In his references to the issue, he specifically targeted those who abuse the ideal of Torah study to dodge the draft. However, the rabbis’ conference placed them closer to the Haredi world and its rabbis than to the vast majority of religious Zionists, certainly Bayit Yehudi voters, on the crucial equality of service issue.
This raised a second related question on the religious Zionist rabbis’ status and their involvement in politics. Most outspoken was Rabbi Zephaniah Drori of Kiryat Shmona. In referring to Bayit Yehudi, he said, “They know very well that we [the rabbis] must support them, and that without our support there won’t be [national religious] politics. Therefore, they will have to listen to us. Under no circumstances can any one of them conclude agreements on his own.”

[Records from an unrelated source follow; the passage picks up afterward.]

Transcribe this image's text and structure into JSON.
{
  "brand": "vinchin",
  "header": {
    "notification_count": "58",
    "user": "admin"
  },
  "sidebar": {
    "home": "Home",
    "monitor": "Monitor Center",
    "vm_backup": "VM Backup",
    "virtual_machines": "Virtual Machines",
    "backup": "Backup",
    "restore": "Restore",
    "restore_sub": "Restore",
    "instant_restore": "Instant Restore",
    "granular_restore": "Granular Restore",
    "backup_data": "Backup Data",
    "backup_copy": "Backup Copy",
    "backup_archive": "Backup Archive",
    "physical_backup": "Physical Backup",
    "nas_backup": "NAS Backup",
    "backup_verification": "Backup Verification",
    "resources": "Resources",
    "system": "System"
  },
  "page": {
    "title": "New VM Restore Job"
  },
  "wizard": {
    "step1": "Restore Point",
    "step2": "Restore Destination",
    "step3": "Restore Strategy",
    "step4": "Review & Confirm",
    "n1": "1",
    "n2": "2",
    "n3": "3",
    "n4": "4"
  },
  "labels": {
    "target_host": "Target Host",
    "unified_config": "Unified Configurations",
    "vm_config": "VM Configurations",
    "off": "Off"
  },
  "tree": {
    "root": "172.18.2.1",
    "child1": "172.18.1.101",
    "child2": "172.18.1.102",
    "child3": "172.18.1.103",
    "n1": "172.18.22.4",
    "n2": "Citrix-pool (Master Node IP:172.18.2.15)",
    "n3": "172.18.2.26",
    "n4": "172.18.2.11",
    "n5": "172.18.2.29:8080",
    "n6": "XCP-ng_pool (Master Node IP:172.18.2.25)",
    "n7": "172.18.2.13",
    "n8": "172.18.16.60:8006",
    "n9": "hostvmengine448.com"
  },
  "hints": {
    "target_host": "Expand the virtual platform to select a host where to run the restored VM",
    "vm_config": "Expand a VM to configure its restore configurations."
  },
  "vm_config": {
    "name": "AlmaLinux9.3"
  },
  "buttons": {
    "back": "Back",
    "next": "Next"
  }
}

He went on to make a political assessment somewhere between a warning and a threat to Bennett that “if he decides on those issues on his own, without taking the Torah view into account, it will spell the end of his political career.” It is reasonable to suppose that some of the rabbis were uncomfortable with Drori’s radical position and that some of them even disagree. But there can be no doubt that Drori reflects the views of a good number of religious Zionist rabbis.
What this amounts to is a clear-cut rabbinical position in favor of the same relationship between rabbis and political leaders as in the Haredi parties. This modus operandi, which is expressed in the notion of “Torah opinion,” sees the political leadership as totally subordinate in its decision-making and actions to the religious leadership.
What this goes to show is that not only is there something new beginning, but the old order is still alive and well and doing its best to contain the new. It is difficult to imagine anything further from the election messages of Bayit Yehudi than the attempt to impose on the party political subordination to rabbis, Haredi style. There is no need for a poll to determine with absolute certainty that the vast majority of Bayit Yehudi voters, both the religious and secular, oppose this tooth and nail.
This discourse clearly reflects the stormy waters religious Zionism is likely to enter in the new Knesset. The increase in the number of religious Zionist deputies ensures that all the well-known differences will surface – this time it was over attitudes towards Haredim, their sharing of the defense burden, and the standing of rabbis vis-à-vis the political parties.
Next, the question of elections to the Chief Rabbinate is due to come up. Bayit Yehudi and especially Naftali Bennett will face repeated challenges of this kind.They will be tested time and again over whether they are giving in to the old order or keeping their promise to start something new. Prof. Asher Cohen, a political scientist at Bar-Ilan University, is an expert on the national religious movement.